The Member of Parliament Local Area Development Scheme (MPLADS) was introduced in 1993 by the then Prime Minister P.V. Narasimha Rao. Under the scheme, each MP can suggest to the District Collector, works to the tune of Rs. 5 crore per annum, which can be taken up in his/her constituency. Initially, the amount allocated to each MP was Rs. 5 lakh per year, which has now been increased to Rs. 5 crore per year.
Initially, the scheme which was under the control of the Ministry of Rural Development is now under the Ministry of Statistics and Programme Implementation. As per the Ministry guidelines, “The objective of the scheme is to enable MPs to recommend works of developmental nature, with emphasis on the creation of durable community assets based on the locally felt needs, to be taken up in their constituencies. Right from inception of the Scheme, durable assets of national priorities viz. drinking water, primary education, public health, sanitation and roads, etc. are being created.”

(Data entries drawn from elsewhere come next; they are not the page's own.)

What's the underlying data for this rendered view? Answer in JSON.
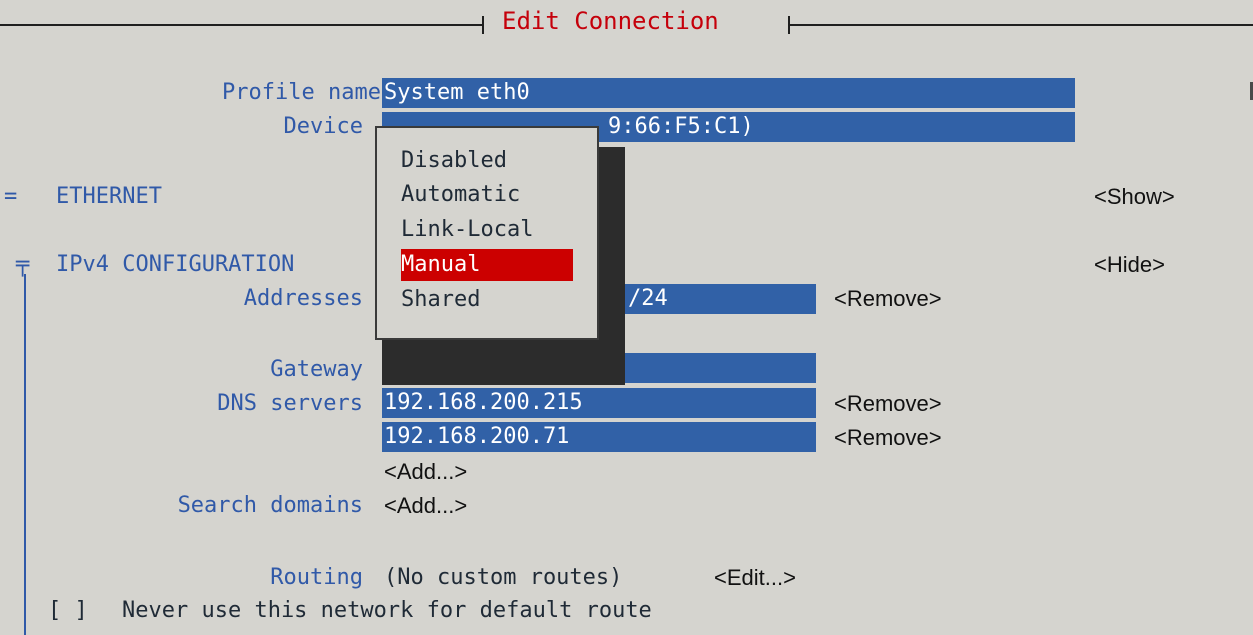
{
  "window": {
    "title": "Edit Connection"
  },
  "profile": {
    "label": "Profile name",
    "value": "System eth0"
  },
  "device": {
    "label": "Device",
    "value_visible": "9:66:F5:C1)"
  },
  "ethernet": {
    "label": "ETHERNET",
    "marker": "=",
    "toggle": "<Show>"
  },
  "ipv4": {
    "label": "IPv4 CONFIGURATION",
    "marker": "╤",
    "toggle": "<Hide>",
    "addresses": {
      "label": "Addresses",
      "value_visible": "/24",
      "remove": "<Remove>"
    },
    "gateway": {
      "label": "Gateway",
      "value": ""
    },
    "dns": {
      "label": "DNS servers",
      "servers": [
        {
          "value": "192.168.200.215",
          "remove": "<Remove>"
        },
        {
          "value": "192.168.200.71",
          "remove": "<Remove>"
        }
      ],
      "add": "<Add...>"
    },
    "search_domains": {
      "label": "Search domains",
      "add": "<Add...>"
    },
    "routing": {
      "label": "Routing",
      "value": "(No custom routes)",
      "edit": "<Edit...>"
    },
    "never_default": {
      "checkbox": "[ ]",
      "label": "Never use this network for default route"
    }
  },
  "method_popup": {
    "options": [
      "Disabled",
      "Automatic",
      "Link-Local",
      "Manual",
      "Shared"
    ],
    "selected": "Manual"
  },
  "colors": {
    "background": "#d5d4cf",
    "field": "#3161a7",
    "label": "#3059a8",
    "title": "#c5000b",
    "selected": "#cc0000"
  }
}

The scheme and its constitutionality were challenged before the Supreme Court and the petitioners argued for scrapping of the MPLAD Scheme. The main contentions before the Supreme Court were that the scheme violated the concept of separation of powers, as MPs become the members of the Executive, and the misuse of the funds allocated under the Scheme.